Though it’s also verifiable that no one sounds quite like Melvins, reactions to their brand of sludge metal performances have varied over the years. I’ve seen crowds at their shows range on a scale of Mostly Indifferent to Losing One’s Sh*t. Tonight was somewhere in between, though it wasn’t for lack of effort from guitarist/vocalist and chief wondrous weirdo King Buzzo. He and drummer Dale Crover gave the audience everything they had through massive songs like “Anaconda” from ‘91’s Bullhead and “Evil New War God” off 2010’s The Bride Screamed Murder alike. Relative “new guy” (since 2015) Steve McDonald (Redd Kross) worked his Thunderbird bass like a prom date with just a touch of humor to take the edge off. But it was witnessing the trio blast through “Honey Bucket” — a song nearly 30 years old – and making it sound every bit as relevant now as it was then that was a particular pleasure. 

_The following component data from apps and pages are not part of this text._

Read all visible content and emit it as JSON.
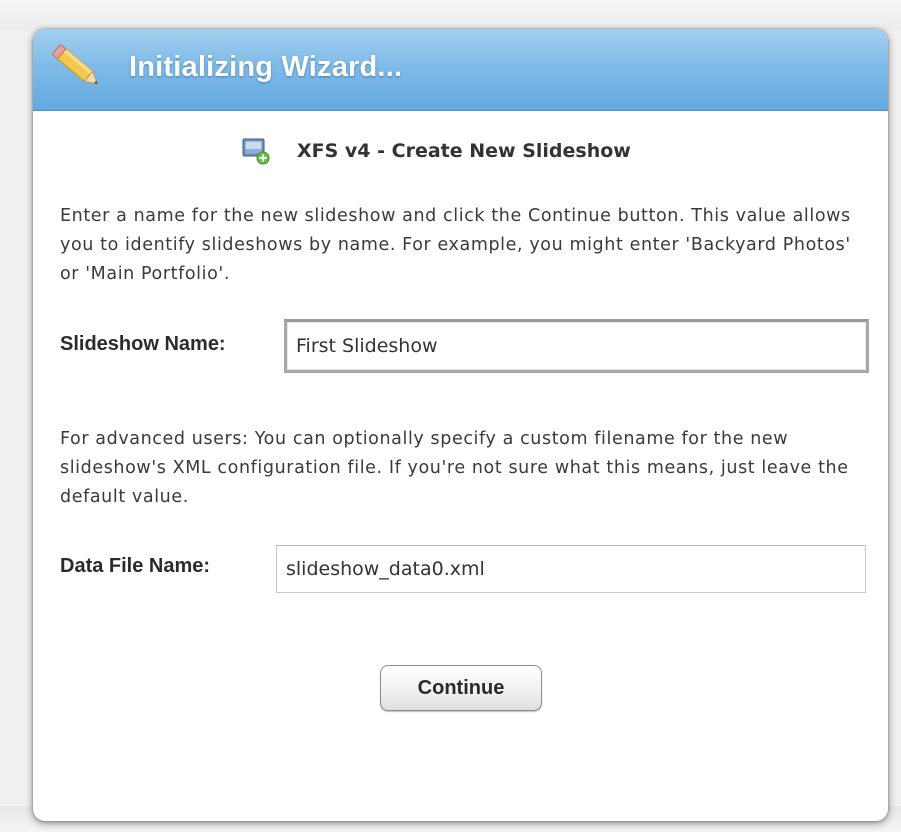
{
  "dialog": {
    "title": "Initializing Wizard...",
    "subtitle": "XFS v4 - Create New Slideshow",
    "title_icon": "pencil-icon",
    "subtitle_icon": "slideshow-add-icon"
  },
  "intro_text": "Enter a name for the new slideshow and click the Continue button. This value allows you to identify slideshows by name.  For example, you might enter 'Backyard Photos' or 'Main Portfolio'.",
  "slideshow_name": {
    "label": "Slideshow Name:",
    "value": "First Slideshow"
  },
  "advanced_text": "For advanced users: You can optionally specify a custom filename for the new slideshow's XML configuration file.  If you're not sure what this means, just leave the default value.",
  "data_file_name": {
    "label": "Data File Name:",
    "value": "slideshow_data0.xml"
  },
  "continue_label": "Continue",
  "colors": {
    "title_bar": "#7fbbe8",
    "title_text": "#ffffff",
    "body_text": "#3a3a3a"
  }
}
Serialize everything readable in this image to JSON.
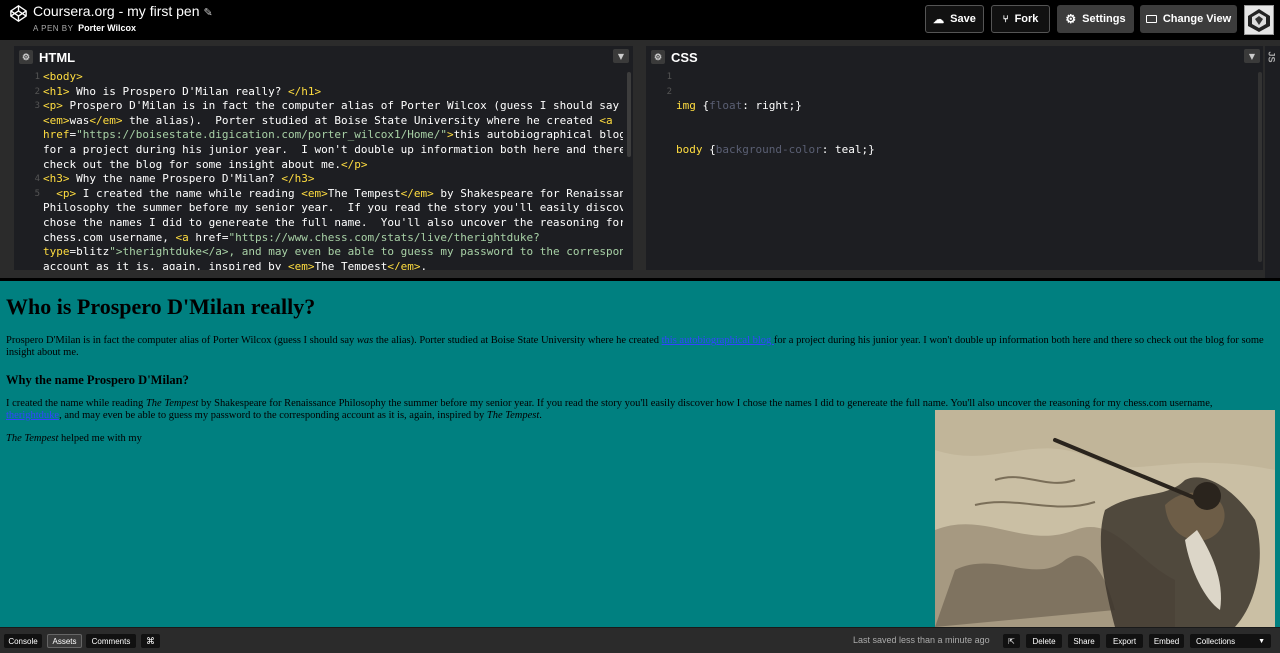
{
  "header": {
    "title": "Coursera.org - my first pen",
    "byline_prefix": "A PEN BY",
    "author": "Porter Wilcox",
    "buttons": {
      "save": "Save",
      "fork": "Fork",
      "settings": "Settings",
      "change_view": "Change View"
    }
  },
  "editors": {
    "html": {
      "label": "HTML",
      "lines": [
        "<body>",
        "<h1> Who is Prospero D'Milan really? </h1>",
        "<p> Prospero D'Milan is in fact the computer alias of Porter Wilcox (guess I should say",
        "<em>was</em> the alias).  Porter studied at Boise State University where he created <a",
        "href=\"https://boisestate.digication.com/porter_wilcox1/Home/\">this autobiographical blog </a>",
        "for a project during his junior year.  I won't double up information both here and there so",
        "check out the blog for some insight about me.</p>",
        "<h3> Why the name Prospero D'Milan? </h3>",
        "  <p> I created the name while reading <em>The Tempest</em> by Shakespeare for Renaissance",
        "Philosophy the summer before my senior year.  If you read the story you'll easily discover how I",
        "chose the names I did to genereate the full name.  You'll also uncover the reasoning for my",
        "chess.com username, <a href=\"https://www.chess.com/stats/live/therightduke?",
        "type=blitz\">therightduke</a>, and may even be able to guess my password to the corresponding",
        "account as it is, again, inspired by <em>The Tempest</em>."
      ],
      "gutter": [
        "1",
        "2",
        "3",
        "",
        "",
        "",
        "",
        "4",
        "5",
        "",
        "",
        "",
        "",
        ""
      ]
    },
    "css": {
      "label": "CSS",
      "line1_selector": "img",
      "line1_prop": "float",
      "line1_value": "right",
      "line2_selector": "body",
      "line2_prop": "background-color",
      "line2_value": "teal",
      "gutter": [
        "1",
        "2"
      ]
    },
    "js_label": "JS"
  },
  "preview": {
    "h1": "Who is Prospero D'Milan really?",
    "p1_a": "Prospero D'Milan is in fact the computer alias of Porter Wilcox (guess I should say ",
    "p1_em": "was",
    "p1_b": " the alias). Porter studied at Boise State University where he created ",
    "p1_link": "this autobiographical blog ",
    "p1_c": " for a project during his junior year. I won't double up information both here and there so check out the blog for some insight about me.",
    "h3": "Why the name Prospero D'Milan?",
    "p2_a": "I created the name while reading ",
    "p2_em1": "The Tempest",
    "p2_b": " by Shakespeare for Renaissance Philosophy the summer before my senior year. If you read the story you'll easily discover how I chose the names I did to genereate the full name. You'll also uncover the reasoning for my chess.com username, ",
    "p2_link": "therightduke",
    "p2_c": ", and may even be able to guess my password to the corresponding account as it is, again, inspired by ",
    "p2_em2": "The Tempest",
    "p2_d": ".",
    "p3_em": "The Tempest",
    "p3_rest": " helped me with my"
  },
  "footer": {
    "console": "Console",
    "assets": "Assets",
    "comments": "Comments",
    "shortcut": "⌘",
    "saved_status": "Last saved less than a minute ago",
    "delete": "Delete",
    "share": "Share",
    "export": "Export",
    "embed": "Embed",
    "collections": "Collections"
  },
  "colors": {
    "preview_bg": "#008080",
    "tag": "#ffdd40",
    "string": "#a8d1a6"
  }
}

There was an audible change in the crowd banter as Ministry’s crew began to erect the familiar fence from more than 30 years earlier. Jourgensen and Co. had intended to celebrate the 30th anniversary of their landmark 1989 album The Mind Is a Terrible Thing to Taste earlier, however, the pandemic and support bands signing on and then having to sign off the tour interfered with said plans.  

The band wasted little time in getting the celebration under way by opening with “Breathe” before going further back in time with three straight cuts from The Land of Rape and Honey (“The Missing”, Deity”, and club classic “Stigmata”).

At one point, Jourgensen joked with the crowd regarding the slight confusion of whether Madison Theater was considered more of a Covington or Cincinnati venue. “How many people here are from Covington?” to which he got a few dozen cheers. “How many people are from Cincinnati?” which was met with a definitive roar. “Well, it’s great to be in Cincinnati!” he quipped.

Then Jourgensen cleverly let the intensity level die down to introduce songs recorded by his side projects around the same time …Taste was being made before the band banged out the 1,000 Homo DJs’ cover of “Supernaut” by Black Sabbath. The ensuing result was instant ape sh*t from nearly everyone in the house. Diehards were pleased to hear Pailhead cuts “Don’t Stand In Line” and “Man Should Surrender” — Jourgensen’s brief, but very spin-worthy, collaboration with Ian McKaye (Minor Threat, Fugazi). Perhaps their inclusion was not so coincidental given the recent re-release of Pailhead’s Trait EP, but they were appreciated all the same. Then the Ministry monster returned to roar through a mixture of beloved tracks from both …Taste and Psalm 69 with a strong finish to which almost no fan could offer a complaint.

Before returning for an encore, the projection screen flashed touching images of Ministry members lost over the decades, including former drummer Bill Rieflin, who succumbed to cancer in 2020. Then came the reminder the band has a new album to promote in the form of Moral Hygiene.

The 15th studio release from Ministry is a collection of songs that continue to cover the familiar sociopolitical grounds, but the vibe isn’t as dark as past releases. The encore kicked off with the album’s first single, “Alert Level”, which was received well considering the previous hour of heavier material. Ministry concluded the night with the next two singles, “Good Trouble” and a head-bob version of the Stooges cover “Search and Destroy”.

It had likely been a long time since most of the crowd had been to a show of this magnitude, and even longer since they had seen Ministry and the like. While there may be no such thing as lost time reclaimed, it did seem as though it were possible for a few hours.

Words by Jim Ingram, photos by Christopher Corn